We borrow a Bayesian global optimisation algorithm from the machine learning community in order to find the optimum conditions in different physical systems quicker than textbook optimisation algorithms. This algorithm is specifically designed to iteratively find the optimum of expensive functions in two steps: 1. An auxiliary function (expressed as a Gaussian process) is used to mimic the original function as more and more observations are made; this function is relatively cheap to evaluate, and more importantly has analytic derivatives. 2. By finding the minimum of this auxiliary function using textbook gradient-based minimisation algorithms it is possible to have a better guess about where the minimum of the original function might be.
In recent years, social media and online social networking sites have become a major disseminator of false facts, urban legends, fake news, or, more generally, misinformation. To overcome this problem, online platforms are, on the one hand, empowering their users—the crowd—with the ability to evaluate the content they are exposed to and, on the other hand, resorting to trusted third parties for fact checking stories. However, given the noise in the evaluations provided by the crowd and the high cost of fact checking, the above mentioned measures require careful reasoning and smart algorithms. In this talk, I will first describe a modeling framework based on marked temporal point process that links noisy evaluations provided by the crowd to robust, unbiased and interpretable notions of information reliability and source trustworthiness. Then, I will introduce a scalable online algorithm, CURB, to select which stories to send for fact checking and when to do so to efficiently reduce the spread of fake news and misinformation with provable guarantees. Finally, I will show the effectiveness of our modeling framework and our algorithm using real-world data gathered from Wikipedia, Stack Overflow, Twitter and Weibo. This talk includes joint work with Behzad Tabibian, Jooyeon Kim, Isabel Valera, Mehrdad Farajtabar, Le Song, Alice Oh and Bernhard Schoelkopf.
In the first part of the talk, I will discuss the effects of short- range interactions in generalized Weyl semimetals with a monopole charge (n) greater than one. I will show that a strong enough short range interaction may lead to the onset of a translational symmetry breaking axion insulator or a rotational symmetry breaking gapless nematic state . To address this problem, I will use a new renormalization group scheme in which the monopole charge is an expansion parameter. The computed correlation length exponent ν=n/2, and therefore generalized interacting Weyl semimetals with n>1 provide rare examples of a non-Gaussian itinerant quantum criticality in three dimensions. I will discuss experimental signatures of the symmetry breaking phases in transport and thermodynamic responses. The second part of the talk is devoted to the role of the long-range Coulomb interaction in a simple (n=1) Weyl semimetal.
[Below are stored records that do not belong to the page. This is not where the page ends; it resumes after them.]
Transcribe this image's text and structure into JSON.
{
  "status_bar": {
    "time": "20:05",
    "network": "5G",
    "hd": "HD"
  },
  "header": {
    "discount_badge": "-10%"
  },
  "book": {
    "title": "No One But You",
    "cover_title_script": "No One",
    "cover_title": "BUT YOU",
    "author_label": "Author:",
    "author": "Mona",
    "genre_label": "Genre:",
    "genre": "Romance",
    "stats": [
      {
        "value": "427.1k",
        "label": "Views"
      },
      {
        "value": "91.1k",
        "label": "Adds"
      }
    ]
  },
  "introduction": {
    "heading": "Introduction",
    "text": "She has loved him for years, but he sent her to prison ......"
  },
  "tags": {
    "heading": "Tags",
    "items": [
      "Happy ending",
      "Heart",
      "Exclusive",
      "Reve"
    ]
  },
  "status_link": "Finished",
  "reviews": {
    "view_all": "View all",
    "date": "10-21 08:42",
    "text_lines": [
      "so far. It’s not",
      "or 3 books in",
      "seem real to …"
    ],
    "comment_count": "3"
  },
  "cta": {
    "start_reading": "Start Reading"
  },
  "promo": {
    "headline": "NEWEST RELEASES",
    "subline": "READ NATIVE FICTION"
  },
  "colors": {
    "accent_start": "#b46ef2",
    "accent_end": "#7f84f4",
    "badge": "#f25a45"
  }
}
In particular, I will show that this interaction leads to a universal enhancement of the zero-temperature optical conductivity that depends solely on the number of Weyl points at the Fermi level . This scaling is a remarkable consequence of an interplay between the quantum-critical nature of an interacting Weyl liquid, marginal irrelevance of the long-range Coulomb interaction and the violation of hyperscaling in three dimensions, and is directly measurable in recently discovered Weyl and Dirac materials.  B. Roy, P. Goswami, and V. Juricic, Phys. Rev. B 95, 201102 (R) (2017).  B. Roy and V. Juricic, Phys. Rev. B 96, 155117 (2017).
One hundred and fifty years ago, Maxwell first posed the thought experiment that become known as “Maxwell’s demon.” Designed to understand more deeply the nature of the newly formulated second law of thermodynamics, the demon was to play a long, controversial role in the development of statistical physics. Just two months later, Maxwell’s paper “On governors” gave the first analysis of a feedback system. These two foundational works reflect the fundamental and practical aspects of control. I will present an experiment that unites the two: using feedback to create “impossible” dynamics, we make a Maxwell demon that can reach the fundamental limits to control set by thermodynamics. We test—and then extend—Rolf Landauer’s 1961 prediction that information erasure requires at least as much work as can be extracted from a system by virtue of information. These fundamental thermodynamic limits are benchmarks for evaluating the performance of practical information engines, such as those active within cells and other complex systems.